Surely there's a way of keeping the entire pathway in public ownership, maintaining a wild feel to the place, while providing housing and a cafe that will bring life to the path at all hours...

What is truly ridiculous about the plan is that Squarepeg is insisting on one garage space for every home. I'm sorry but that's just not an "eco-home"

There's proven demand for car-free developments, and Bristol is the UK HQ for expertise on the subject- seems that the only reason the politicians and developers won't step aside and allow it is that they are addicted to cars themselves! Step out of your boxes people!

Chris Hutt said...

OTLblog, the latest plans shown on Squarepeg's site show the cafe on the first floor of the tower block up against the Path.

Earlier plans had this tower block much closer to the existing factory buildings where it would have been much less conspicuous, but the residents of Carlyle Road didn't want the tower block looming over their back gardens, so it got moved next to the Path where they hoped no one would be bothered.

To be honest I quite like the idea of the Path access to the central square and a cafe looking over the Path. I accept that some of the existing vegetation will be lost in any redevelopment, but taking out over 100 metres of mature hedgerow really is beyond the pale.

There's a huge amount of land devoted to car parking within the development.
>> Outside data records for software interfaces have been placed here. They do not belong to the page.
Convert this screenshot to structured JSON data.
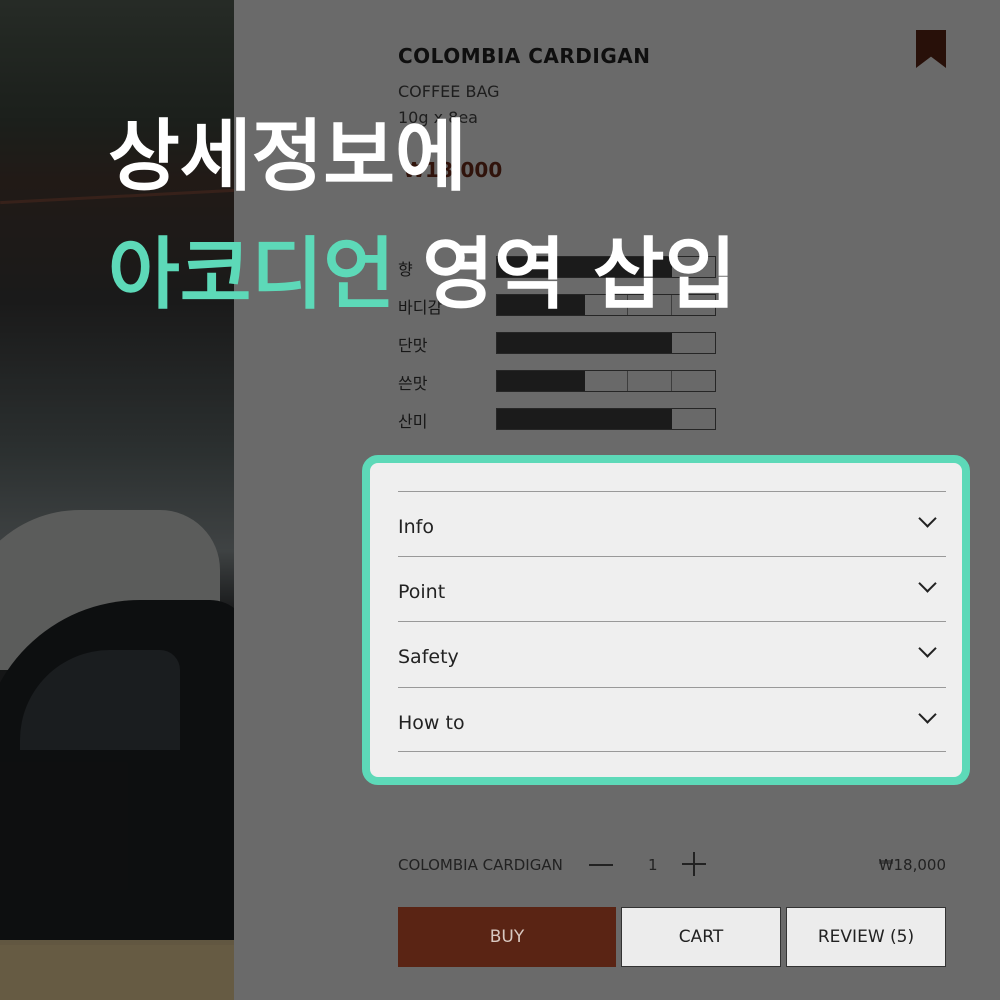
{
  "product": {
    "title": "COLOMBIA CARDIGAN",
    "subtitle": "COFFEE BAG",
    "weight": "10g x 8ea",
    "price": "₩18,000"
  },
  "ratings": [
    {
      "label": "향",
      "level": 4,
      "max": 5
    },
    {
      "label": "바디감",
      "level": 2,
      "max": 5
    },
    {
      "label": "단맛",
      "level": 4,
      "max": 5
    },
    {
      "label": "쓴맛",
      "level": 2,
      "max": 5
    },
    {
      "label": "산미",
      "level": 4,
      "max": 5
    }
  ],
  "accordion": {
    "items": [
      {
        "label": "Info"
      },
      {
        "label": "Point"
      },
      {
        "label": "Safety"
      },
      {
        "label": "How to"
      }
    ]
  },
  "order": {
    "name": "COLOMBIA CARDIGAN",
    "quantity": "1",
    "price": "₩18,000"
  },
  "buttons": {
    "buy": "BUY",
    "cart": "CART",
    "review": "REVIEW (5)"
  },
  "overlay": {
    "line1": "상세정보에",
    "line2_accent": "아코디언",
    "line2_rest": "영역 삽입"
  },
  "colors": {
    "accent": "#5dd9b8",
    "brand": "#5a2414"
  },
  "icons": {
    "bookmark": "bookmark-icon",
    "chevron": "chevron-down-icon",
    "minus": "minus-icon",
    "plus": "plus-icon"
  }
}
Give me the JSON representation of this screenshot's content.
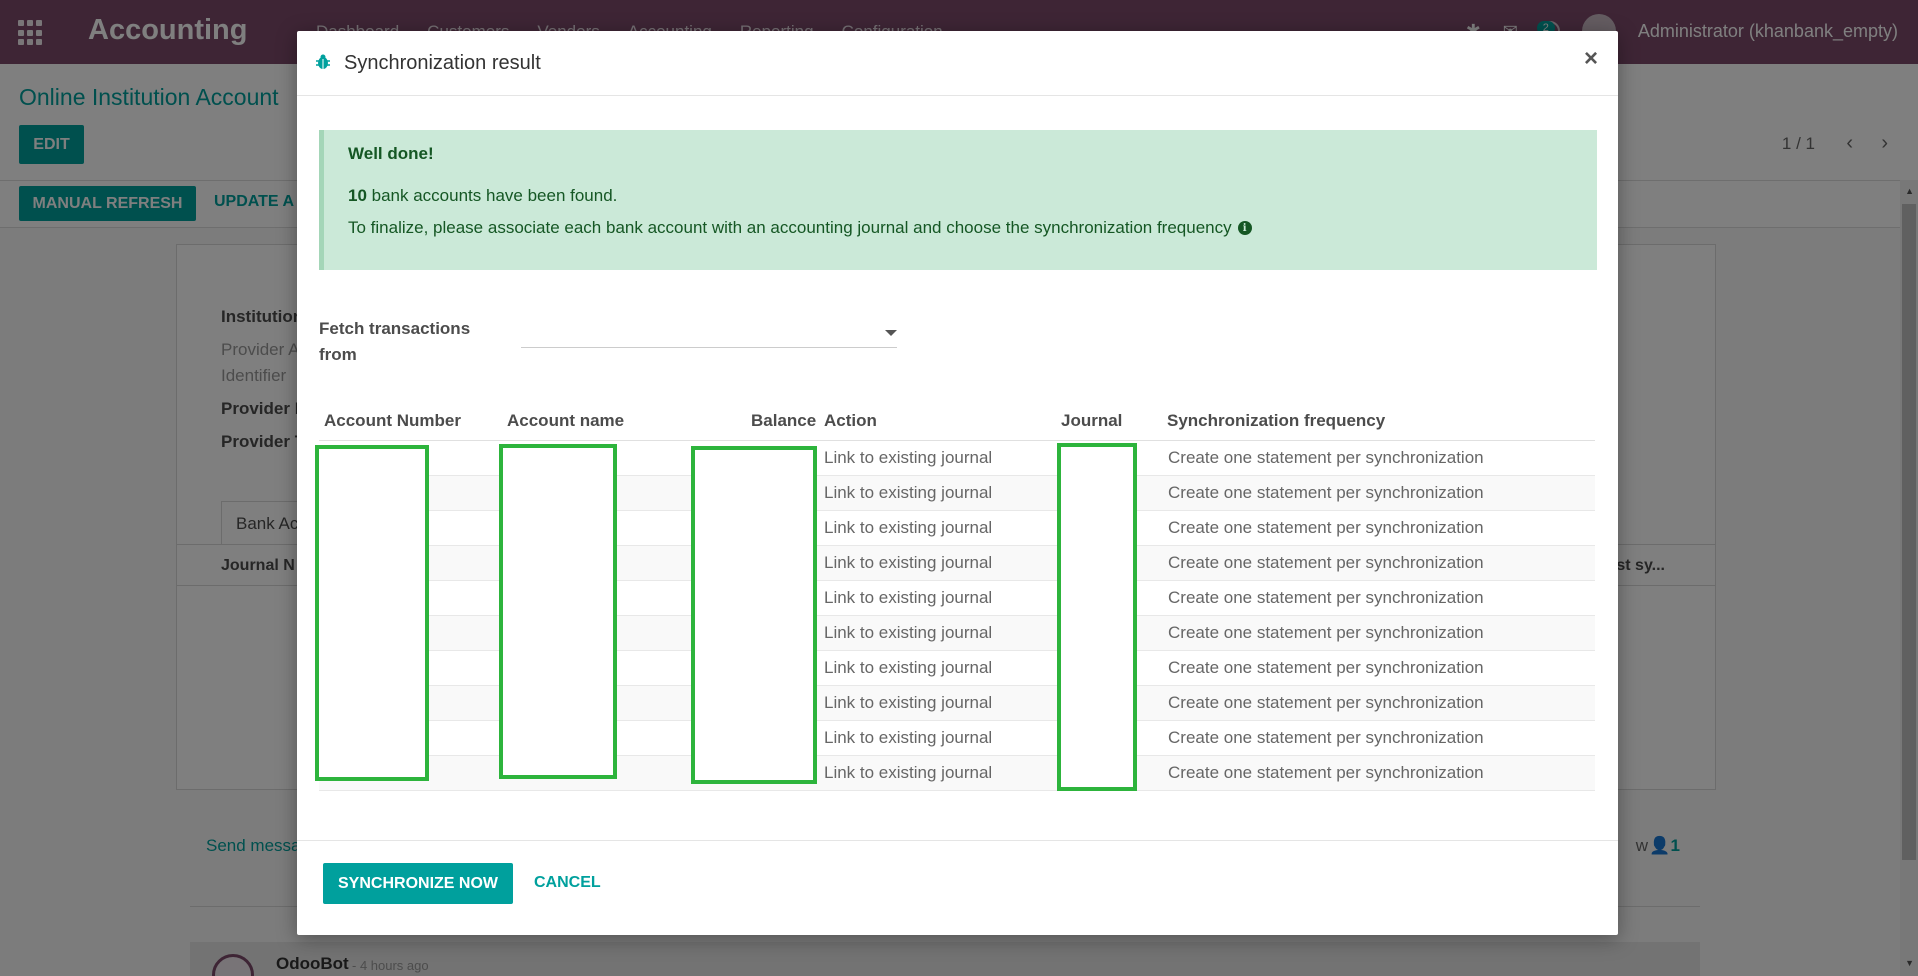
{
  "navbar": {
    "app_name": "Accounting",
    "menu": [
      "Dashboard",
      "Customers",
      "Vendors",
      "Accounting",
      "Reporting",
      "Configuration"
    ],
    "messages_badge": "2",
    "user": "Administrator (khanbank_empty)"
  },
  "control_panel": {
    "breadcrumb": "Online Institution Account",
    "edit_label": "EDIT",
    "pager": "1 / 1",
    "manual_refresh_label": "MANUAL REFRESH",
    "update_label": "UPDATE A"
  },
  "sheet": {
    "fields": [
      "Institution",
      "Provider A",
      "Identifier",
      "Provider I",
      "Provider T"
    ],
    "tab": "Bank Ac",
    "col_journal": "Journal N",
    "col_last_sync": "st sy..."
  },
  "chatter": {
    "send_message": "Send messa",
    "follow": "w",
    "followers_count": "1",
    "author": "OdooBot",
    "time": "- 4 hours ago"
  },
  "modal": {
    "title": "Synchronization result",
    "close_glyph": "×",
    "alert": {
      "title": "Well done!",
      "count": "10",
      "found_text": " bank accounts have been found.",
      "finalize_text": "To finalize, please associate each bank account with an accounting journal and choose the synchronization frequency"
    },
    "fetch_label": "Fetch transactions from",
    "fetch_value": "",
    "table": {
      "headers": {
        "account_number": "Account Number",
        "account_name": "Account name",
        "balance": "Balance",
        "action": "Action",
        "journal": "Journal",
        "sync_frequency": "Synchronization frequency"
      },
      "rows": [
        {
          "action": "Link to existing journal",
          "frequency": "Create one statement per synchronization"
        },
        {
          "action": "Link to existing journal",
          "frequency": "Create one statement per synchronization"
        },
        {
          "action": "Link to existing journal",
          "frequency": "Create one statement per synchronization"
        },
        {
          "action": "Link to existing journal",
          "frequency": "Create one statement per synchronization"
        },
        {
          "action": "Link to existing journal",
          "frequency": "Create one statement per synchronization"
        },
        {
          "action": "Link to existing journal",
          "frequency": "Create one statement per synchronization"
        },
        {
          "action": "Link to existing journal",
          "frequency": "Create one statement per synchronization"
        },
        {
          "action": "Link to existing journal",
          "frequency": "Create one statement per synchronization"
        },
        {
          "action": "Link to existing journal",
          "frequency": "Create one statement per synchronization"
        },
        {
          "action": "Link to existing journal",
          "frequency": "Create one statement per synchronization"
        }
      ]
    },
    "footer": {
      "sync_label": "SYNCHRONIZE NOW",
      "cancel_label": "CANCEL"
    }
  },
  "colors": {
    "navbar": "#7c4a6b",
    "primary": "#00a09d",
    "alert_bg": "#cbe9d8",
    "alert_text": "#155724",
    "redaction_border": "#2db43c"
  }
}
The loss of maybe 10% of the parking spaces would probably allow for the same number of homes and keeping the hedgerow and upper embankment. So it comes down to a choice between cars and trees. A tough call for a Cycling City.

Martyn Whitelock said...

I think a more socially inclusive development of the path is very much needed and have mentioned this elsewhere on previous blogs. Whilst I (and others) greatly value it for what it is at present (having been a user for over twelve years), we have to accept Bristol is a city undergoing serious rapid development (which I'm not keen on). I'm thinking in terms of creating mutually enjoyed spaces (like they do so well on the continent) rather than a 'cyclists only' culture.

A cafe is a great idea (especially given the decline of our pubs) but needs to be relevant and interesting (if possible). A top notch affordable organic cafe (like Maitreya) would be even better! In fact the Chocolate Factory 'development' could (and ultimately should) become the gateway into the local community.

There are plenty of interesting ways to use the space (e.g. art gallery, holistic therapy centre, farmers market) which would draw people out of the city in a sustainable and healthy fashion. From my perspective, there is far too much emphasis upon this environment being a commuter route into the city. We need to encourage people (and especially low cost leisure) out of the city and into the countryside between Bristol and Bath. It’s all there - beats getting into the car at the weekend!

Either way - let's keep it green :)

p.s. Regards the farmers market idea: I think Fresh & Wild are looking for a new outlet following the closure of their store at the triangle.